This week’s Friday Fix comes from our newest UGA Faculty Coach, Rich O’Brien.
Rich suffered normally fatal injuries seven years ago, but used his training in sport psychology, exercise science, and his love of golf to make a near complete recovery.
He now uses his training, life experience and storytelling skills to mentor, motivate and instruct golfers with injuries, illnesses and challenges.
Read on to learn more about his story and how you can get involved –
Golf Therapy Has the Power to Change Lives
I have met some of the most extraordinary people through my involvement with PGA HOPE (Helping Our Patriots Everywhere), Adaptive Golf, and the other programs for golfers with disabilities. The participants that assemble across the country for these programs are battling a wide variety of physical and mental conditions ranging from spinal cord injury, partial paralysis due to traumatic brain injuries such as a stroke, neurological conditions and amputations. And in many cases, these brave individuals were also battling the debilitating effects of Post Traumatic Stress Disorder (PTSD) and sense of loss that often accompanies such injuries.
Golf instructors find it very fulfilling to be able to instruct these “gladiators” who refuse to quit when others would have given up long ago. Society may have deemed them disabled and attempted to marginalize them, but their indomitable spirit and positive mental attitude often make these individuals unforgettable. The challenges that the participants face also often provides a unique test of an instructor’s teaching and communication ability. And at the end of the day, students and teachers leave the course with mutual admiration, genuine appreciation, and a big smile on their face.
“I knew years ago that golf was more than just a game, but I never imagined the impact that on-going adaptive golf programs could have for so many people. It is very fulfilling to see many of the participants in the program regain a sense of freedom and optimism by attending the clinics. It is thrilling for me personally to be able to provide someone with the gift of golf. And I think all of the instructors and volunteers in Adaptive Golf and PGA HOPE feel the same way.”

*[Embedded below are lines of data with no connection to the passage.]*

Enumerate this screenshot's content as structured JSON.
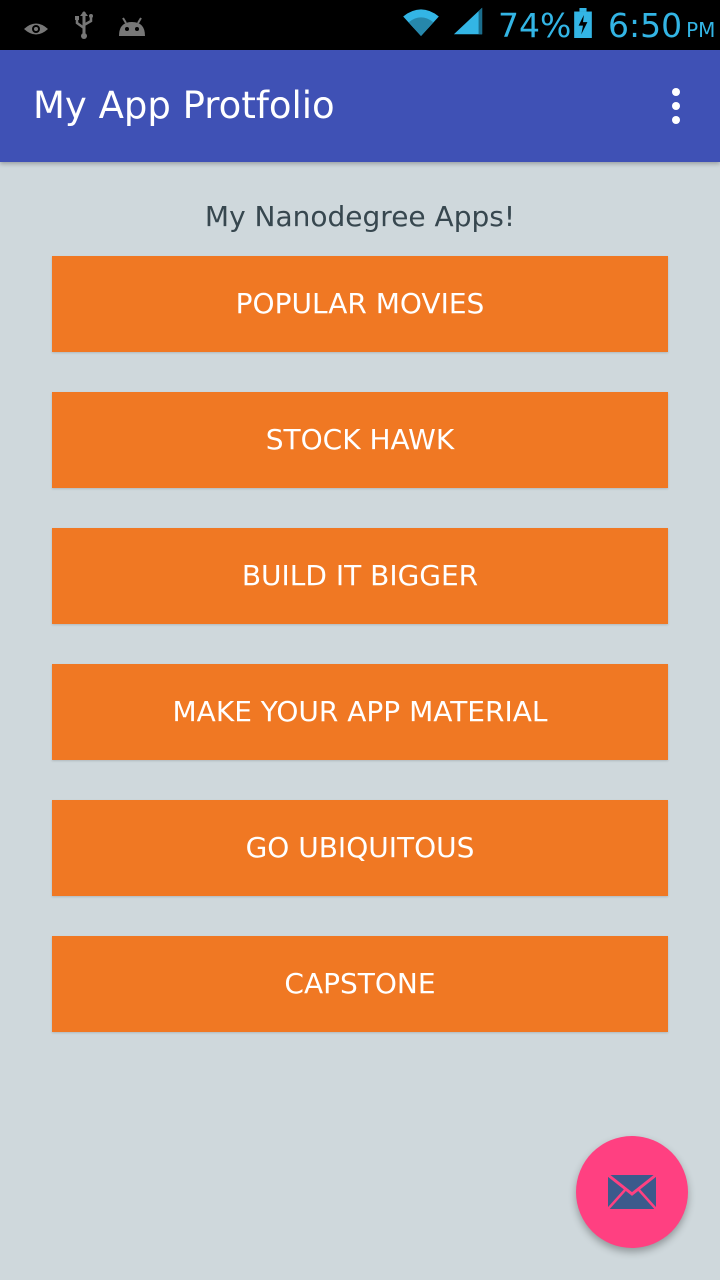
{
  "status_bar": {
    "icons": [
      "eye-icon",
      "usb-icon",
      "android-icon",
      "wifi-icon",
      "signal-icon",
      "battery-charging-icon"
    ],
    "battery_percent": "74%",
    "time": "6:50",
    "ampm": "PM",
    "accent_color": "#33b5e5"
  },
  "app_bar": {
    "title": "My App Protfolio",
    "menu_icon": "overflow-menu-icon",
    "color": "#3f51b5"
  },
  "main": {
    "heading": "My Nanodegree Apps!",
    "buttons": [
      {
        "label": "POPULAR MOVIES"
      },
      {
        "label": "STOCK HAWK"
      },
      {
        "label": "BUILD IT BIGGER"
      },
      {
        "label": "MAKE YOUR APP MATERIAL"
      },
      {
        "label": "GO UBIQUITOUS"
      },
      {
        "label": "CAPSTONE"
      }
    ],
    "button_color": "#f07823",
    "background_color": "#cfd8dc"
  },
  "fab": {
    "icon": "mail-icon",
    "color": "#ff4081"
  }
}
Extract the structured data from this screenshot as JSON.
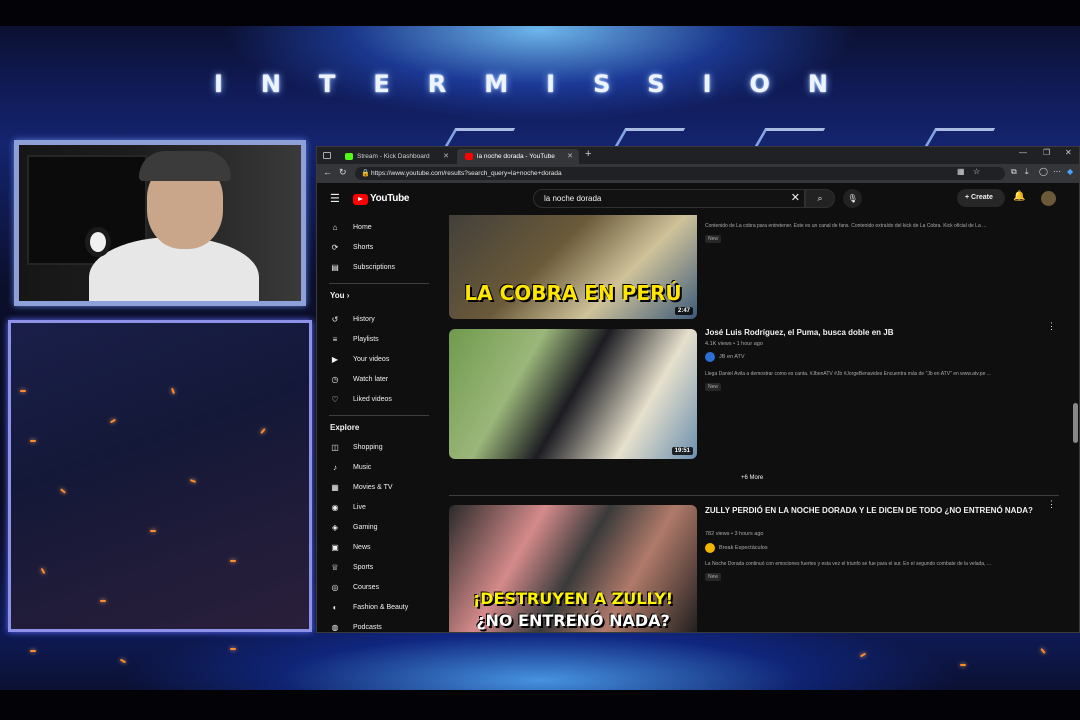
{
  "overlay": {
    "title": "INTERMISSION"
  },
  "browser": {
    "tabs": [
      {
        "label": "Stream - Kick Dashboard",
        "fav_color": "#53fc18"
      },
      {
        "label": "la noche dorada - YouTube",
        "fav_color": "#ff0000"
      }
    ],
    "url": "https://www.youtube.com/results?search_query=la+noche+dorada"
  },
  "youtube": {
    "logo": "YouTube",
    "search_value": "la noche dorada",
    "create_label": "Create",
    "sidebar": {
      "main": [
        {
          "label": "Home",
          "icon": "home-icon",
          "glyph": "⌂"
        },
        {
          "label": "Shorts",
          "icon": "shorts-icon",
          "glyph": "⟳"
        },
        {
          "label": "Subscriptions",
          "icon": "subscriptions-icon",
          "glyph": "▤"
        }
      ],
      "you_label": "You",
      "you": [
        {
          "label": "History",
          "icon": "history-icon",
          "glyph": "↺"
        },
        {
          "label": "Playlists",
          "icon": "playlists-icon",
          "glyph": "≡"
        },
        {
          "label": "Your videos",
          "icon": "your-videos-icon",
          "glyph": "▶"
        },
        {
          "label": "Watch later",
          "icon": "watch-later-icon",
          "glyph": "◷"
        },
        {
          "label": "Liked videos",
          "icon": "liked-videos-icon",
          "glyph": "👍"
        }
      ],
      "explore_label": "Explore",
      "explore": [
        {
          "label": "Shopping",
          "icon": "shopping-icon",
          "glyph": "◫"
        },
        {
          "label": "Music",
          "icon": "music-icon",
          "glyph": "♪"
        },
        {
          "label": "Movies & TV",
          "icon": "movies-icon",
          "glyph": "▦"
        },
        {
          "label": "Live",
          "icon": "live-icon",
          "glyph": "◉"
        },
        {
          "label": "Gaming",
          "icon": "gaming-icon",
          "glyph": "◈"
        },
        {
          "label": "News",
          "icon": "news-icon",
          "glyph": "▣"
        },
        {
          "label": "Sports",
          "icon": "sports-icon",
          "glyph": "♕"
        },
        {
          "label": "Courses",
          "icon": "courses-icon",
          "glyph": "◎"
        },
        {
          "label": "Fashion & Beauty",
          "icon": "fashion-icon",
          "glyph": "◐"
        },
        {
          "label": "Podcasts",
          "icon": "podcasts-icon",
          "glyph": "◍"
        }
      ]
    },
    "results": [
      {
        "thumb_caption": "LA COBRA EN PERÚ",
        "duration": "2:47",
        "description": "Contenido de La cobra para entretener. Este es un canal de fans. Contenido extraído del kick de La Cobra. Kick oficial de La ...",
        "badge": "New"
      },
      {
        "title": "José Luis Rodríguez, el Puma, busca doble en JB",
        "meta": "4.1K views • 1 hour ago",
        "channel": "JB en ATV",
        "description": "Llega Daniel Ávila a demostrar como es canta. #JbenATV #Jb #JorgeBenavides Encuentra más de \"Jb en ATV\" en www.atv.pe ...",
        "badge": "New",
        "duration": "19:51",
        "more": "+6 More"
      },
      {
        "title": "ZULLY PERDIÓ EN LA NOCHE DORADA Y LE DICEN DE TODO ¿NO ENTRENÓ NADA?",
        "meta": "782 views • 3 hours ago",
        "channel": "Break Espectáculos",
        "description": "La Noche Dorada continuó con emociones fuertes y esta vez el triunfo se fue para el sur. En el segundo combate de la velada, ...",
        "badge": "New",
        "thumb_caption_1": "¡DESTRUYEN A ZULLY!",
        "thumb_caption_2": "¿NO ENTRENÓ NADA?"
      }
    ]
  }
}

Meet one of Rich’s clients and friends, Fred Gutierrez. Rich has worked with Fred to help him improve his gain through golf but also his way of life. Fred’s incredible story was covered by Al Tays in his ‘The Challenged Tour’ segment on the Golf Channel, below…
If you would like to get involved in the adaptive golf movement, either as a participant, instructor or volunteer, I would encourage you to join our Golf Therapy…Using Golf to Overcome Injuries, Illnesses and Challenges group on Facebook or email me at firstname.lastname@example.org.
This group currently has nearly 5,000 members and has become a resource for connecting individuals with groups. As the group name implies, the page also highlights inspirational stories about individuals with the indomitable spirit that have improved the quality of their lives through golf as a form of therapy. It is amazing to see what can happen when a community lead by PGA Professionals, physical therapists and concerned citizens wraps their arms around these individuals and lends a helping hand.
Golf truly has the power to change people’s lives.